  • The greatest upside of bullet bonds is the fact that it has a stabilized interest rate. In the case where interest rates are rising, this tends to be an extremely resourceful tool.
  • In the same manner from the perspective of the issuer, only interest payments have to be issued during the course of the bond. The balloon payment is due at the end of maturity. Therefore, payouts are lesser in the forthcoming years from when the bond is issued.
  • There is no inherent reinvestment risk on the principal proportion for the investor in the given case.

However, there are also a few downsides from the perspective of the issuer when it comes to bullet bonds. They are as follows:

  • From the perspective of the issuer, bullet bonds have a higher interest rate. From the perspective of the bullet bond issuer, there is a need to manage an additional cost of asset and liability management.
  • There is a significant counterparty risk that needs to be managed. For example, banks that invest in bullet bonds need to ensure that they make additional capital provisions for the given bonds.
  • There is no option for the user to call back the bond. Hence, there is a lesser degree of flexibility when it comes to bullet bonds.

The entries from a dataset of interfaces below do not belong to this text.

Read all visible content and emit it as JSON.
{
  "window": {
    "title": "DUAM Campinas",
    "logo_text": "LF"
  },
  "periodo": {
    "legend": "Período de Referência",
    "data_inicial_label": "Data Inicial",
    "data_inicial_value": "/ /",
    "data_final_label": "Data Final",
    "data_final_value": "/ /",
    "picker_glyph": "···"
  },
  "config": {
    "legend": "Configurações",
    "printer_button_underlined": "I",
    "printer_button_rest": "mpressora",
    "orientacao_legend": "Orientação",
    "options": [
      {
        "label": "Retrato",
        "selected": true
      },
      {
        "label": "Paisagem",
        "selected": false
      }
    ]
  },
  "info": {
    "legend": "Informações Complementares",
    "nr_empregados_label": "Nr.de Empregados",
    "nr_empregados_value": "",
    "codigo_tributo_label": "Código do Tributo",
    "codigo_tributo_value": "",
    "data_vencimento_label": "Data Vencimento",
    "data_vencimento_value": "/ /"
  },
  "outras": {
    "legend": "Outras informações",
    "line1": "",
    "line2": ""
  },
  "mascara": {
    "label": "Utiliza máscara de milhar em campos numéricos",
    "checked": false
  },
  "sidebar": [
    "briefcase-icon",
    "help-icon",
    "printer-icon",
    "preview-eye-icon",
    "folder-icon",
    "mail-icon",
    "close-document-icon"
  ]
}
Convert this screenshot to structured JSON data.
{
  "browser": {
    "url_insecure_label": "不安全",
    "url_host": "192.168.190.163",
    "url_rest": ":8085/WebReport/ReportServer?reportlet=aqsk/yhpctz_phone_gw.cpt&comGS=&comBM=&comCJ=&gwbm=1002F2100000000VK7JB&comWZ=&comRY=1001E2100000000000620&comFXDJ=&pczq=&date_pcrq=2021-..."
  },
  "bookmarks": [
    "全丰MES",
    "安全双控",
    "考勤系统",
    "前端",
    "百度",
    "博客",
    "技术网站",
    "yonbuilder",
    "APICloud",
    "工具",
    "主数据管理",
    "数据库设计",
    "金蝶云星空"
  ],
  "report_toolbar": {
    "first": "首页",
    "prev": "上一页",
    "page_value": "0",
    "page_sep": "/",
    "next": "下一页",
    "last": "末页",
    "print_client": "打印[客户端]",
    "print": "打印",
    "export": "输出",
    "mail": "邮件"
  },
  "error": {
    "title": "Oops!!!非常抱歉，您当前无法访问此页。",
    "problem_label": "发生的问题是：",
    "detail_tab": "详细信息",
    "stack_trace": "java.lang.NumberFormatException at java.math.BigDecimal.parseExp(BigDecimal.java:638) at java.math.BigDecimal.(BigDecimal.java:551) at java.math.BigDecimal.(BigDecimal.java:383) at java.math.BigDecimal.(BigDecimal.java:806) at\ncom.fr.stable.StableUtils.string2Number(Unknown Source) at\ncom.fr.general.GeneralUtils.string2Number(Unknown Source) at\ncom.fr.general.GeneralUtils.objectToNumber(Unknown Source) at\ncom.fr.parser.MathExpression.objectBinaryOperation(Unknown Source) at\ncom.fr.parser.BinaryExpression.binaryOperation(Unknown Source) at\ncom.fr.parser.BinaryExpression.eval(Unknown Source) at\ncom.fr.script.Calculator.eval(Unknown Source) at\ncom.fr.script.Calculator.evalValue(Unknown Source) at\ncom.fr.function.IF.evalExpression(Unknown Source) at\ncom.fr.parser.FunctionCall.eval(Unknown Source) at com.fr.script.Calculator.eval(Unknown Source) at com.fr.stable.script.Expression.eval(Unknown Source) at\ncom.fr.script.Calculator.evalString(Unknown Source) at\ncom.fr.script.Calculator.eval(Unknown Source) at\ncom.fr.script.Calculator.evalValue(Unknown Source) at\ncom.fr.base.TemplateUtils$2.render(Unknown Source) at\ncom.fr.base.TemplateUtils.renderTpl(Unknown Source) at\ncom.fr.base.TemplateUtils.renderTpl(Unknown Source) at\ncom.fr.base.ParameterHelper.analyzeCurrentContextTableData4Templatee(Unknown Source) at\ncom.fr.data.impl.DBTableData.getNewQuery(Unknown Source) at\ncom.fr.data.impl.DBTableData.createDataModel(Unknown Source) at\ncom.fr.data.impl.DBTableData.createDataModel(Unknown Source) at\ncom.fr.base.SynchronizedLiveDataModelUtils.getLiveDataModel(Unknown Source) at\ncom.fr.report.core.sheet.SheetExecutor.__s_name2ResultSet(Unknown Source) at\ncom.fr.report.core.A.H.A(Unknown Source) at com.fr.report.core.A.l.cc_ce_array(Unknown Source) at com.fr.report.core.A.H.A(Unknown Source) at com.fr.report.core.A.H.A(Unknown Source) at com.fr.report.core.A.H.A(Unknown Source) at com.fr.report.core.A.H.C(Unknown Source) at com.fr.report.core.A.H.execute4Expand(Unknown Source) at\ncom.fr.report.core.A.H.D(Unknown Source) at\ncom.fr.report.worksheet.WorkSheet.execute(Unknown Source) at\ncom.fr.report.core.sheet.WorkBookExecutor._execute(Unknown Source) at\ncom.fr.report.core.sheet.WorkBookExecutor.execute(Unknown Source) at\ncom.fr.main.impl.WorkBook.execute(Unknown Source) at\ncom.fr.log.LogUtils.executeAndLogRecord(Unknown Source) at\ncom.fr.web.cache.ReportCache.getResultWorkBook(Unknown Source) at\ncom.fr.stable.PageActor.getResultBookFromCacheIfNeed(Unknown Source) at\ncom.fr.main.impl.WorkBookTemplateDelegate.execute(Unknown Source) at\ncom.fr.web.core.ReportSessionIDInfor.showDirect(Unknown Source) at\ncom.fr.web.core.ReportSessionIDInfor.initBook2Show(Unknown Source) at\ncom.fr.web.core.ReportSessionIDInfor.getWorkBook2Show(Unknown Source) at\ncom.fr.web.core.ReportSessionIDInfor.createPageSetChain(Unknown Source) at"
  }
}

  • The coupon rate on bullet bonds is considerably lower than amortized bonds. Therefore, the investors tend to be at a disadvantage in the case where the interest rate increases.